■ Instructions to follow:
Show, from the entries below, every line in which "structure" appears.

■ Material for the task:
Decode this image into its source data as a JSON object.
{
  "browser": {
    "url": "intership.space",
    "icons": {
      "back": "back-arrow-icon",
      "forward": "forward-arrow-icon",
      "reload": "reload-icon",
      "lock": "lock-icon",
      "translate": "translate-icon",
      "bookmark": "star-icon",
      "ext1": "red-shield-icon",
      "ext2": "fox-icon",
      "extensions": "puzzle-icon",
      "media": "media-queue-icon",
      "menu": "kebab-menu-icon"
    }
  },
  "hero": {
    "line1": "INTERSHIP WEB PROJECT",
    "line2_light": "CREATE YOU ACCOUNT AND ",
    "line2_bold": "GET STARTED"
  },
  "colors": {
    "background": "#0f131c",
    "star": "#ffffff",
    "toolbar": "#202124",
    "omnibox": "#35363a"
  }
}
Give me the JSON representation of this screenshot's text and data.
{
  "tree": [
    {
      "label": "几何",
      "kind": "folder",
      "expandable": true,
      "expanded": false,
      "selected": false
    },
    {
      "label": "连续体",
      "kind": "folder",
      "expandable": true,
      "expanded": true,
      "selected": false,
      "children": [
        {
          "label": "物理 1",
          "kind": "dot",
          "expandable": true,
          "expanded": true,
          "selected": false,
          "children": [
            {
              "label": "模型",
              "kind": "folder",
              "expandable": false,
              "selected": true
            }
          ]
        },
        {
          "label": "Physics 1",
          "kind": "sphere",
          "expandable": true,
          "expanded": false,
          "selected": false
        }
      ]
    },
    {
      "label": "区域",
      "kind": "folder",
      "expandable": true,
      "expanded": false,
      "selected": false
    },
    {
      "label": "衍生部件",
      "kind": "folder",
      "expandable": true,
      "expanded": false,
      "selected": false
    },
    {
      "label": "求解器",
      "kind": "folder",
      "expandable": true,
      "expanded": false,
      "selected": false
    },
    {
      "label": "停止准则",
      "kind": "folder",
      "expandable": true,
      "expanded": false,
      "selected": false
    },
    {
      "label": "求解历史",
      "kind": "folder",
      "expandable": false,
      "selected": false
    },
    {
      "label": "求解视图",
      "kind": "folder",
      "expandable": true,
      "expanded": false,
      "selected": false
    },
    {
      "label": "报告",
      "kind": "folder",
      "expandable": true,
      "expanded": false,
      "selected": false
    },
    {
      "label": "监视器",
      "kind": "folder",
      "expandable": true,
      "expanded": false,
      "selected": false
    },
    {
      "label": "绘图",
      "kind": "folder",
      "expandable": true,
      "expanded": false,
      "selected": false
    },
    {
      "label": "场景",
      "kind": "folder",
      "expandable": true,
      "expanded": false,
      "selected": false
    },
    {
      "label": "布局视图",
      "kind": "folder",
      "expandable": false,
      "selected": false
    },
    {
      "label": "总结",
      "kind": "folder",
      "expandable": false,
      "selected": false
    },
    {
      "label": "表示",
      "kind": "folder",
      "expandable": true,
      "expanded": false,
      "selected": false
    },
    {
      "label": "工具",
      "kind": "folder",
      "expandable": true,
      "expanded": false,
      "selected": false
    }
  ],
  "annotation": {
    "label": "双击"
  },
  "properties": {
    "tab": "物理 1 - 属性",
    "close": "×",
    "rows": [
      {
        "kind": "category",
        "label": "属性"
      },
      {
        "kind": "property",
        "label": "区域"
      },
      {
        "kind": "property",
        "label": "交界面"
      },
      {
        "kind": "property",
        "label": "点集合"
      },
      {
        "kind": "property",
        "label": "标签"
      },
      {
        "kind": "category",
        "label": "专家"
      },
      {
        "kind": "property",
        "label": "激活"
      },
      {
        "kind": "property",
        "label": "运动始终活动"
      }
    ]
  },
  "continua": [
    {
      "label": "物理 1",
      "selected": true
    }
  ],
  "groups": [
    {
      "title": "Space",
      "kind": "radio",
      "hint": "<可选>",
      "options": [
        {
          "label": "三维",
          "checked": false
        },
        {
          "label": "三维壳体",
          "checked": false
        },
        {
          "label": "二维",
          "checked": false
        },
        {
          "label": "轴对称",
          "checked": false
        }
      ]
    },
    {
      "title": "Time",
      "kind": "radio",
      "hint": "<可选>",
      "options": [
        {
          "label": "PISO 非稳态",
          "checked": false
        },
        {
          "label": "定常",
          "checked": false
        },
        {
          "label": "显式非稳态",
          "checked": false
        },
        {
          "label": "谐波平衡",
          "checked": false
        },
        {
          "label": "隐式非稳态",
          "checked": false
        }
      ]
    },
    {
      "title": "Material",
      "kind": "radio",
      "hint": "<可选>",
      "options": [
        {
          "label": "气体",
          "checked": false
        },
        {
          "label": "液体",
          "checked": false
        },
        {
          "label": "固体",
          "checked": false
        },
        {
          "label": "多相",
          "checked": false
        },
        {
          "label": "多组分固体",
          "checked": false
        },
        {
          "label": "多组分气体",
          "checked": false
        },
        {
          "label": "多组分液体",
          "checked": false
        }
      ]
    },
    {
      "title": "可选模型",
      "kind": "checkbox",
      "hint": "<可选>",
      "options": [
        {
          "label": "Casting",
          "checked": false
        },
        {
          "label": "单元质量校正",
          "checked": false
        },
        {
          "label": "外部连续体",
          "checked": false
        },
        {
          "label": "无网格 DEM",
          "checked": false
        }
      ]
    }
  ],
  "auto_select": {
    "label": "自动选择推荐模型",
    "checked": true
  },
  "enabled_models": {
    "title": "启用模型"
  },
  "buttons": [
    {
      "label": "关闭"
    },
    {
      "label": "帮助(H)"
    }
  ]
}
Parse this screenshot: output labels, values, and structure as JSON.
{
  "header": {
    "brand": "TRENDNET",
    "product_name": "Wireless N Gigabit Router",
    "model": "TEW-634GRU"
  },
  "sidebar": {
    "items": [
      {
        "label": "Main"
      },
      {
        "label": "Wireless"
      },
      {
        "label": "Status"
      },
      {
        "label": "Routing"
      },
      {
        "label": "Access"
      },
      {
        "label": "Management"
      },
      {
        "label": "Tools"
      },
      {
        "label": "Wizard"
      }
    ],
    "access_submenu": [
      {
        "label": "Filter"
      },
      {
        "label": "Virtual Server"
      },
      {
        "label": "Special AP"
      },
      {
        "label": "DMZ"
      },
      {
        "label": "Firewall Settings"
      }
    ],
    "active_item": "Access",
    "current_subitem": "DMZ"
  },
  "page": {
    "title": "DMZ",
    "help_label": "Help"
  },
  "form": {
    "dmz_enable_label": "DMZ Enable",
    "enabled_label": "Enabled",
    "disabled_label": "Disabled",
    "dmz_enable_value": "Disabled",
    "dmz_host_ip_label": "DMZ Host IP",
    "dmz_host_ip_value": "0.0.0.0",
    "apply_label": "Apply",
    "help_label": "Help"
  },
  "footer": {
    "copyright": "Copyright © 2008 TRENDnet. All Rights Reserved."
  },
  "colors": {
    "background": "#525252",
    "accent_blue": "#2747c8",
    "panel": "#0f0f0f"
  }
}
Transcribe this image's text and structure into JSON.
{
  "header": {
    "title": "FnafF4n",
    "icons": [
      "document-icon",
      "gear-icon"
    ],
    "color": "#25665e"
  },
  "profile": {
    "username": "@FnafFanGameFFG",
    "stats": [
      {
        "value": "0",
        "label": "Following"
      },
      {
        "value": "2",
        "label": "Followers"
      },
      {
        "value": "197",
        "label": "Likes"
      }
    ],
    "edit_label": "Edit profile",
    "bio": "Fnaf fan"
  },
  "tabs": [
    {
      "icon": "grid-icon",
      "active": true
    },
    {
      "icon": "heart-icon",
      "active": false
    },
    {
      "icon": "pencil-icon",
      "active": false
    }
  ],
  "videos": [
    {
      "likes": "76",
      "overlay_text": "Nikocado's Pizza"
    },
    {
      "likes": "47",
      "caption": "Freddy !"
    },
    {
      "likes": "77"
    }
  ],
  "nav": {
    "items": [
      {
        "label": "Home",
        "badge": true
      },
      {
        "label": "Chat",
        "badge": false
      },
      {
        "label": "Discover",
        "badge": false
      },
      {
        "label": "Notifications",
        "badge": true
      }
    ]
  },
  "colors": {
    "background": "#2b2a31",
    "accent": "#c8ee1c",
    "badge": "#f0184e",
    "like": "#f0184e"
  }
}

■ Solution for this problem:
Parse this screenshot: output labels, values, and structure as JSON.
Transcribe this image's text and structure into JSON.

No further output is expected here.